The Things One Learns…
No reader of Arabic literature in translation would fail to recognize the name of translator Denys Johnson-Davies: He has worked on books by Naguib Mahfouz, Zakaria Tamer, and Tewfiq Al-Hakim, to name just a few. And he also translated Tayib Salih’s masterpiece, Season of Migration to the North. So I was more than a little disappointed when I came across these pearls of wisdom in his introduction to the Anchor Book of Modern Arabic Fiction. On the birth of the Arabic novel, he writes:
But many were the prejudices that had to be overcome. The idea of an author creating characters and making them inhabit worlds of his creation not only was foreign to the Arab Muslim mind but was even regarded as almost unacceptable. Take, for example, the ever-entertaining stories of The Thousand and One Nights. This anonymous work, so esteemed throughout the world as a masterpiece of imaginative literature, remains for most Arabs a work unworthy of serious consideration. Arab men of letters have long looked askance at the extravagances of The Arabian Nights, as the book is better known in the West, finding them suitable only for minds incapable of appreciating other forms of literature, and grudgingly admitting that the stories might have some merit only when the outside world lavished praise on them.

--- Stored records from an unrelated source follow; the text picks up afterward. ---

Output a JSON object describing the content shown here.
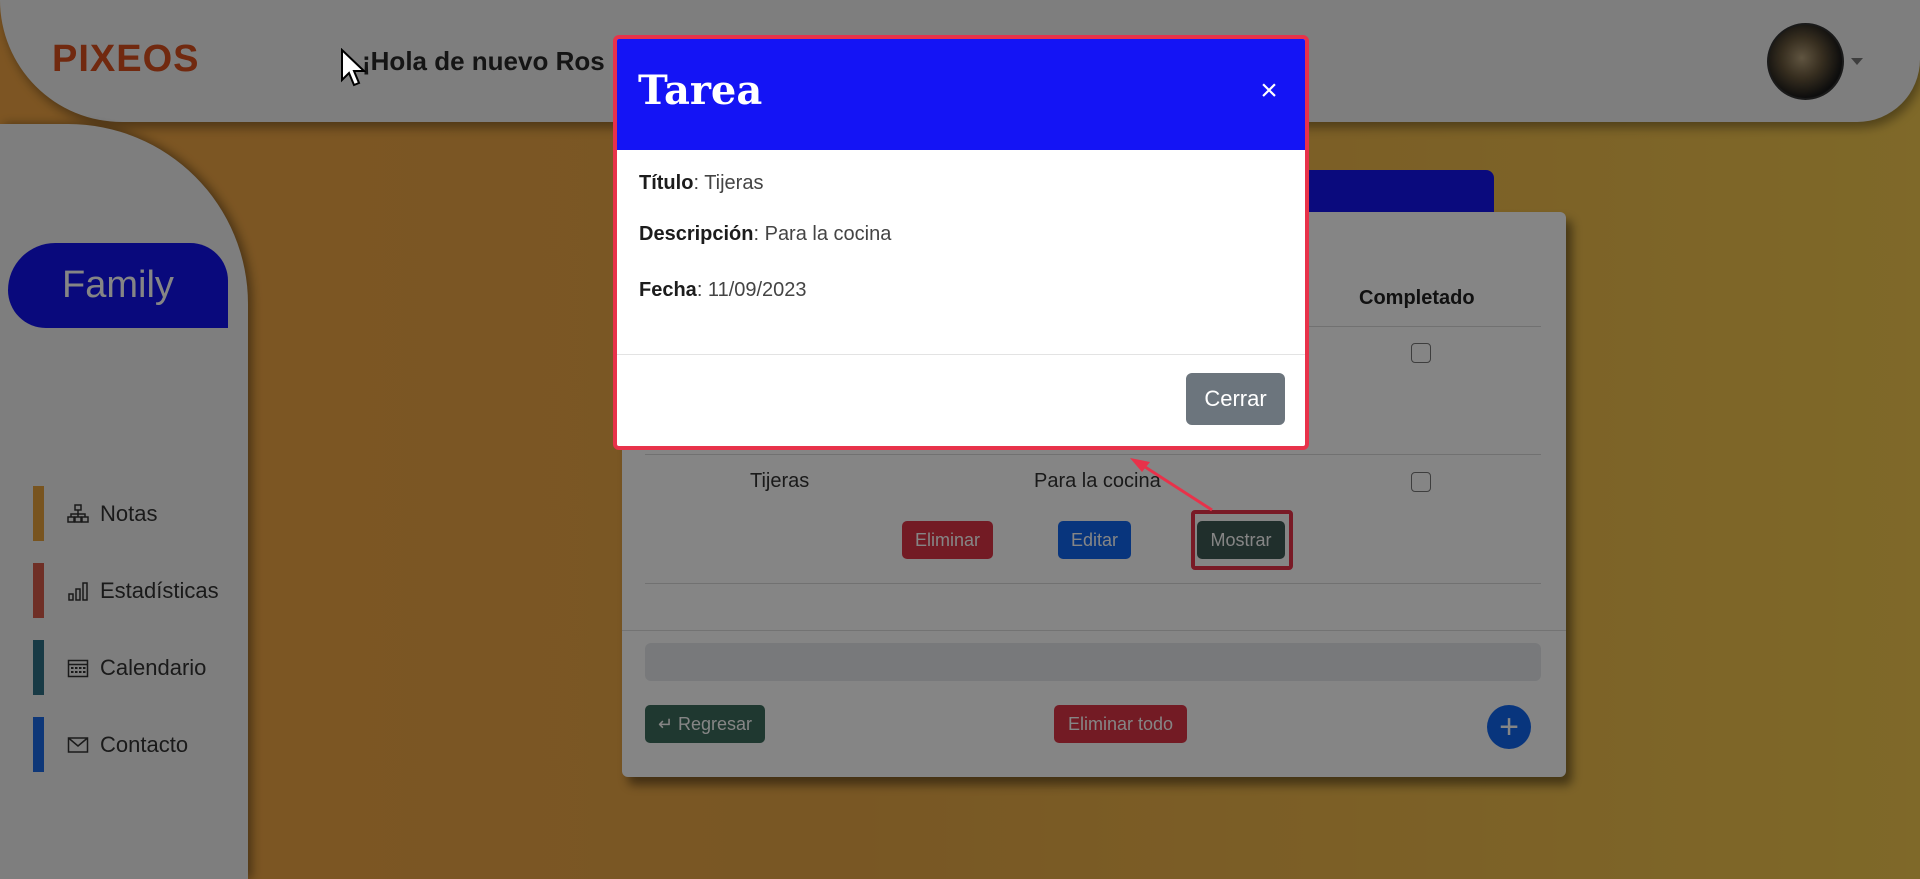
{
  "header": {
    "logo": "PIXEOS",
    "greeting": "¡Hola de nuevo Ros"
  },
  "sidebar": {
    "family_label": "Family",
    "items": [
      {
        "label": "Notas",
        "icon": "sitemap-icon",
        "bar_color": "#e6a23c"
      },
      {
        "label": "Estadísticas",
        "icon": "bar-chart-icon",
        "bar_color": "#d55a4a"
      },
      {
        "label": "Calendario",
        "icon": "calendar-icon",
        "bar_color": "#2e6f85"
      },
      {
        "label": "Contacto",
        "icon": "envelope-icon",
        "bar_color": "#1c6ae6"
      }
    ]
  },
  "table": {
    "header_completado": "Completado",
    "row": {
      "title": "Tijeras",
      "description": "Para la cocina",
      "delete_label": "Eliminar",
      "edit_label": "Editar",
      "show_label": "Mostrar"
    }
  },
  "footer": {
    "back_label": "↵ Regresar",
    "delete_all_label": "Eliminar todo",
    "add_label": "+"
  },
  "modal": {
    "title": "Tarea",
    "close_symbol": "×",
    "fields": [
      {
        "label": "Título",
        "value": ": Tijeras"
      },
      {
        "label": "Descripción",
        "value": ": Para la cocina"
      },
      {
        "label": "Fecha",
        "value": ": 11/09/2023"
      }
    ],
    "close_button": "Cerrar"
  },
  "colors": {
    "accent_blue": "#1414f5",
    "highlight_red": "#e8324a"
  }
}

On the universal appeal of Arabic novels:
Many Arab writers have no experience of the outside world or of a foreign language, and their reading of world literature is confined to works translated into Arabic. Thus a reader of Mohamed El-Bisatie’s A Last Glass of Tea will find that every one of its twenty-four stories takes place in villages around Lake Manzala in the Nile Delta. But readers in the West have shown themselves capable of relating to cultures that they come across for the first time in fiction, especially when captured by a master’s hand.

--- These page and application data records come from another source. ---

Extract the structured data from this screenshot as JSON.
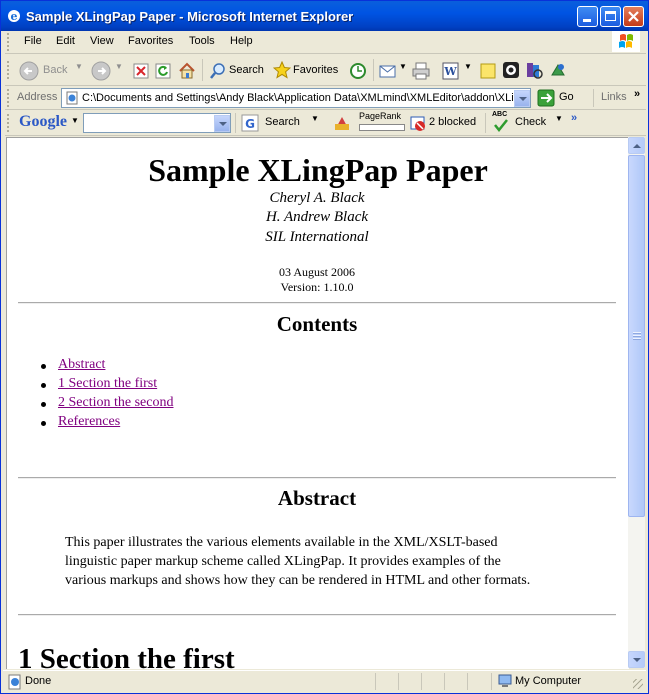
{
  "window": {
    "title": "Sample XLingPap Paper - Microsoft Internet Explorer"
  },
  "menu": [
    "File",
    "Edit",
    "View",
    "Favorites",
    "Tools",
    "Help"
  ],
  "toolbar": {
    "back": "Back",
    "search": "Search",
    "favorites": "Favorites"
  },
  "address": {
    "label": "Address",
    "url": "C:\\Documents and Settings\\Andy Black\\Application Data\\XMLmind\\XMLEditor\\addon\\XLingPap\\",
    "go": "Go",
    "links": "Links"
  },
  "googlebar": {
    "logo": "Google",
    "search": "Search",
    "pagerank": "PageRank",
    "blocked": "2 blocked",
    "check": "Check",
    "abc": "ABC"
  },
  "doc": {
    "title": "Sample XLingPap Paper",
    "authors": [
      "Cheryl A. Black",
      "H. Andrew Black",
      "SIL International"
    ],
    "date": "03 August 2006",
    "version": "Version: 1.10.0",
    "contents_heading": "Contents",
    "toc": [
      "Abstract",
      "1 Section the first",
      "2 Section the second",
      "References"
    ],
    "abstract_heading": "Abstract",
    "abstract_lines": [
      "This paper illustrates the various elements available in the XML/XSLT-based",
      "linguistic paper markup scheme called XLingPap. It provides examples of the",
      "various markups and shows how they can be rendered in HTML and other formats."
    ],
    "section1_heading": "1 Section the first"
  },
  "status": {
    "left": "Done",
    "zone": "My Computer"
  }
}
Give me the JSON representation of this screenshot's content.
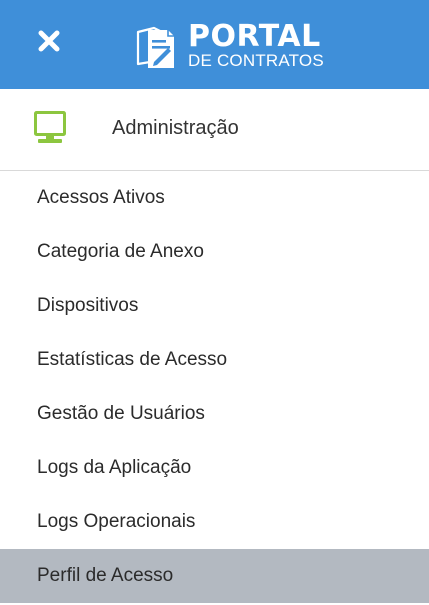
{
  "header": {
    "close_icon": "close-icon",
    "logo_icon": "document-pen-icon",
    "logo_title": "PORTAL",
    "logo_subtitle": "DE CONTRATOS",
    "background_color": "#3f8fd9"
  },
  "section": {
    "icon": "monitor-icon",
    "icon_color": "#8cc63f",
    "label": "Administração"
  },
  "menu": {
    "items": [
      {
        "label": "Acessos Ativos",
        "active": false
      },
      {
        "label": "Categoria de Anexo",
        "active": false
      },
      {
        "label": "Dispositivos",
        "active": false
      },
      {
        "label": "Estatísticas de Acesso",
        "active": false
      },
      {
        "label": "Gestão de Usuários",
        "active": false
      },
      {
        "label": "Logs da Aplicação",
        "active": false
      },
      {
        "label": "Logs Operacionais",
        "active": false
      },
      {
        "label": "Perfil de Acesso",
        "active": true
      }
    ],
    "active_color": "#b3b9c1"
  }
}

On choosing to present the writers in the anthology by alphabetical order:
I prefer to treat the Arab world as the one cultural unit that it is.

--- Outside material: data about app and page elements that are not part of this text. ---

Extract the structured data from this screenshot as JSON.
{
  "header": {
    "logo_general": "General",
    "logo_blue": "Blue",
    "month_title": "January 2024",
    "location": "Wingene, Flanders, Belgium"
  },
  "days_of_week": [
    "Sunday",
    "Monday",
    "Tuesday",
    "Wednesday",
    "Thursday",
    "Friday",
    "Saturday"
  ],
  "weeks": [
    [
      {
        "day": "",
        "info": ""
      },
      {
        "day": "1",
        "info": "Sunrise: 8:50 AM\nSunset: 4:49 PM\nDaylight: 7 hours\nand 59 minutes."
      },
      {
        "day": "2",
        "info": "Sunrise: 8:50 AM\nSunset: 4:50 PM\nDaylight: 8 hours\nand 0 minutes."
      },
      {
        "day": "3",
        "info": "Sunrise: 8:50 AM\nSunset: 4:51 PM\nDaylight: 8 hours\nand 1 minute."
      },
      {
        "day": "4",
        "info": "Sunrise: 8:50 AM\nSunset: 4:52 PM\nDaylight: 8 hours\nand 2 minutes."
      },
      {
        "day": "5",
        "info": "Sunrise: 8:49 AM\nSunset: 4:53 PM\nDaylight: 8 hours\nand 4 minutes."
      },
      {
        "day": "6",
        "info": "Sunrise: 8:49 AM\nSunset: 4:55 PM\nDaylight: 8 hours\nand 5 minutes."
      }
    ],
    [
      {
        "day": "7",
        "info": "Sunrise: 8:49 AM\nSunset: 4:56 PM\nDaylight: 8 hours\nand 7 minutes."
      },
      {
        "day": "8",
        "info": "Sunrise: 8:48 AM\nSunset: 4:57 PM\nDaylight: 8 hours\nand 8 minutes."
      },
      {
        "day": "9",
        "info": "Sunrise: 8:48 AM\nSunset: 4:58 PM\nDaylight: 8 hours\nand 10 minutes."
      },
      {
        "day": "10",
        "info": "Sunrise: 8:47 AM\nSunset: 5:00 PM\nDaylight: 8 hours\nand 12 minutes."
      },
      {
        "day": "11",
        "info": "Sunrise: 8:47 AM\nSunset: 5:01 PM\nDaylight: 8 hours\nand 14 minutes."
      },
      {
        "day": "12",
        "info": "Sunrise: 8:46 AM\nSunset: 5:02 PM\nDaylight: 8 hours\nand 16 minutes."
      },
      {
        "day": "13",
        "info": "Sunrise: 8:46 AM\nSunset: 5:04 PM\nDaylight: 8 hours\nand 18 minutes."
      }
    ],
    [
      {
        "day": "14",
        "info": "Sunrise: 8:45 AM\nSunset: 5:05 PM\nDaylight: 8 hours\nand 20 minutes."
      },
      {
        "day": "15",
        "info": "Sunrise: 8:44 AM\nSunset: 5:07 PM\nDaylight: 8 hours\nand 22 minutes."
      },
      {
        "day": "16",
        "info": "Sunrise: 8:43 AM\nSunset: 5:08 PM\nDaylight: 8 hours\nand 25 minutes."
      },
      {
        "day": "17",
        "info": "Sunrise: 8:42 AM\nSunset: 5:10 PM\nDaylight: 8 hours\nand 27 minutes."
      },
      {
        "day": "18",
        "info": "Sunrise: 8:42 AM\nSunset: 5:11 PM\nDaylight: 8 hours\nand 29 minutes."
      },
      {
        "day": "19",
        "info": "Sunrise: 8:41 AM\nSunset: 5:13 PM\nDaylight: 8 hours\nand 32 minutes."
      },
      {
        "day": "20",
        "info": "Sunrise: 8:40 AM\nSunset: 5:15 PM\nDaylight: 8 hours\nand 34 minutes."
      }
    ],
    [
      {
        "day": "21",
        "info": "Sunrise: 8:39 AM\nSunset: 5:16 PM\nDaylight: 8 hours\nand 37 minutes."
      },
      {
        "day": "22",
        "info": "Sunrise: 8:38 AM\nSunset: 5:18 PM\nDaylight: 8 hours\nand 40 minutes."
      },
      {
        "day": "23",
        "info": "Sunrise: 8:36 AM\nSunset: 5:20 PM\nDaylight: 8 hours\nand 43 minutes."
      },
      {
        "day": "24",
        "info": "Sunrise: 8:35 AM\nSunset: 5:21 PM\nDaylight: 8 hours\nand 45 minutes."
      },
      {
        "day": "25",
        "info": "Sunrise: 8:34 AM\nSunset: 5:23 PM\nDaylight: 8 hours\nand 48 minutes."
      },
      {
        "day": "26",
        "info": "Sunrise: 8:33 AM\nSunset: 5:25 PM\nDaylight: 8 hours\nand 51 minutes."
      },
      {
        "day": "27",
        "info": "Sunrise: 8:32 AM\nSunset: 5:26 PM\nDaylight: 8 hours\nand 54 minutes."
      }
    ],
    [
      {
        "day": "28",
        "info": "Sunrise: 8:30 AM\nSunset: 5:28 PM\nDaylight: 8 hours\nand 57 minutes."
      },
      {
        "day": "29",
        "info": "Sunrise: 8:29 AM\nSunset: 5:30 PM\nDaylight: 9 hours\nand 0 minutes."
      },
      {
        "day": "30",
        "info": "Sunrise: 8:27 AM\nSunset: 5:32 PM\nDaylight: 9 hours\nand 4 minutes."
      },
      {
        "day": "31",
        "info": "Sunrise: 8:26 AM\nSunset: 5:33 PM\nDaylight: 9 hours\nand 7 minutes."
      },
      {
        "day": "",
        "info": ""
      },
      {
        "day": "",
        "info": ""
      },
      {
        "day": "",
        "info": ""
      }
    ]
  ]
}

But don’t let these absurd comments discourage you from reading the anthology (which is pretty amazing) or anything he’s translated (particularly Season of Migration.)